Try it
Give back the whole listing exactly as shown.

Records for this task

◆ ◆ ◆ ◆ ◆ ◆ ◆

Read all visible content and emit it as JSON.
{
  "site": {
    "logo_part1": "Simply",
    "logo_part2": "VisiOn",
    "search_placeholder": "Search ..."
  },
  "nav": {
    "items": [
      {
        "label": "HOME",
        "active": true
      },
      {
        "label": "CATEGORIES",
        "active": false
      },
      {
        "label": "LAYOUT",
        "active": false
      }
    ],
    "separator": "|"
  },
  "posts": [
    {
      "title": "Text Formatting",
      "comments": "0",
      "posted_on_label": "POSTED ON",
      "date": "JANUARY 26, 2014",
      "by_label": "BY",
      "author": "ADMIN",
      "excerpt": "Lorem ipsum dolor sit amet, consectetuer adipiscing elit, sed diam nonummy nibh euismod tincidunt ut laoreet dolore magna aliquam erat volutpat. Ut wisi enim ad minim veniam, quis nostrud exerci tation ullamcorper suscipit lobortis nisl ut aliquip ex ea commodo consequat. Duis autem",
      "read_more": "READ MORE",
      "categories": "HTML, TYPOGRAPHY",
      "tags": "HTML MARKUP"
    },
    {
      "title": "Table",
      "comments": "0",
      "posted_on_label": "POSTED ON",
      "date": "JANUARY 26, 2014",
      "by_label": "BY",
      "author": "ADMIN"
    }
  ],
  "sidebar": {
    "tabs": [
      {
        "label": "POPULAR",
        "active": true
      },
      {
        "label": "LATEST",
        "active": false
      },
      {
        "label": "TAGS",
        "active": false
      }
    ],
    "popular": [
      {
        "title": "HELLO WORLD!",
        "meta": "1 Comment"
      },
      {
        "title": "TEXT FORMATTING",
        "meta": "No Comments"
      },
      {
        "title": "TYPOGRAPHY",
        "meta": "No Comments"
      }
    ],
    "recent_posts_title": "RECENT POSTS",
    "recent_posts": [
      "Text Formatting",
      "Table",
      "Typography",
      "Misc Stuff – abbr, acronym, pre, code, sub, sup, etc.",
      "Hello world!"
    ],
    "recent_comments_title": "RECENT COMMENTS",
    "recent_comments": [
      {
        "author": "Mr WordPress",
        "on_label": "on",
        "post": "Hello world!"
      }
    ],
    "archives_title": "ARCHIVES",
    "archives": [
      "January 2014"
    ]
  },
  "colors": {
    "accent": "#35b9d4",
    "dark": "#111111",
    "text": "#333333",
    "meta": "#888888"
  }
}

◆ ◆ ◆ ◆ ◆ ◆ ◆

Result for this exercise
Read all visible content and emit it as JSON.
{
  "site": {
    "logo_part1": "Simply",
    "logo_part2": "VisiOn",
    "search_placeholder": "Search ..."
  },
  "nav": {
    "items": [
      {
        "label": "HOME",
        "active": true
      },
      {
        "label": "CATEGORIES",
        "active": false
      },
      {
        "label": "LAYOUT",
        "active": false
      }
    ],
    "separator": "|"
  },
  "posts": [
    {
      "title": "Text Formatting",
      "comments": "0",
      "posted_on_label": "POSTED ON",
      "date": "JANUARY 26, 2014",
      "by_label": "BY",
      "author": "ADMIN",
      "excerpt": "Lorem ipsum dolor sit amet, consectetuer adipiscing elit, sed diam nonummy nibh euismod tincidunt ut laoreet dolore magna aliquam erat volutpat. Ut wisi enim ad minim veniam, quis nostrud exerci tation ullamcorper suscipit lobortis nisl ut aliquip ex ea commodo consequat. Duis autem",
      "read_more": "READ MORE",
      "categories": "HTML, TYPOGRAPHY",
      "tags": "HTML MARKUP"
    },
    {
      "title": "Table",
      "comments": "0",
      "posted_on_label": "POSTED ON",
      "date": "JANUARY 26, 2014",
      "by_label": "BY",
      "author": "ADMIN"
    }
  ],
  "sidebar": {
    "tabs": [
      {
        "label": "POPULAR",
        "active": true
      },
      {
        "label": "LATEST",
        "active": false
      },
      {
        "label": "TAGS",
        "active": false
      }
    ],
    "popular": [
      {
        "title": "HELLO WORLD!",
        "meta": "1 Comment"
      },
      {
        "title": "TEXT FORMATTING",
        "meta": "No Comments"
      },
      {
        "title": "TYPOGRAPHY",
        "meta": "No Comments"
      }
    ],
    "recent_posts_title": "RECENT POSTS",
    "recent_posts": [
      "Text Formatting",
      "Table",
      "Typography",
      "Misc Stuff – abbr, acronym, pre, code, sub, sup, etc.",
      "Hello world!"
    ],
    "recent_comments_title": "RECENT COMMENTS",
    "recent_comments": [
      {
        "author": "Mr WordPress",
        "on_label": "on",
        "post": "Hello world!"
      }
    ],
    "archives_title": "ARCHIVES",
    "archives": [
      "January 2014"
    ]
  },
  "colors": {
    "accent": "#35b9d4",
    "dark": "#111111",
    "text": "#333333",
    "meta": "#888888"
  }
}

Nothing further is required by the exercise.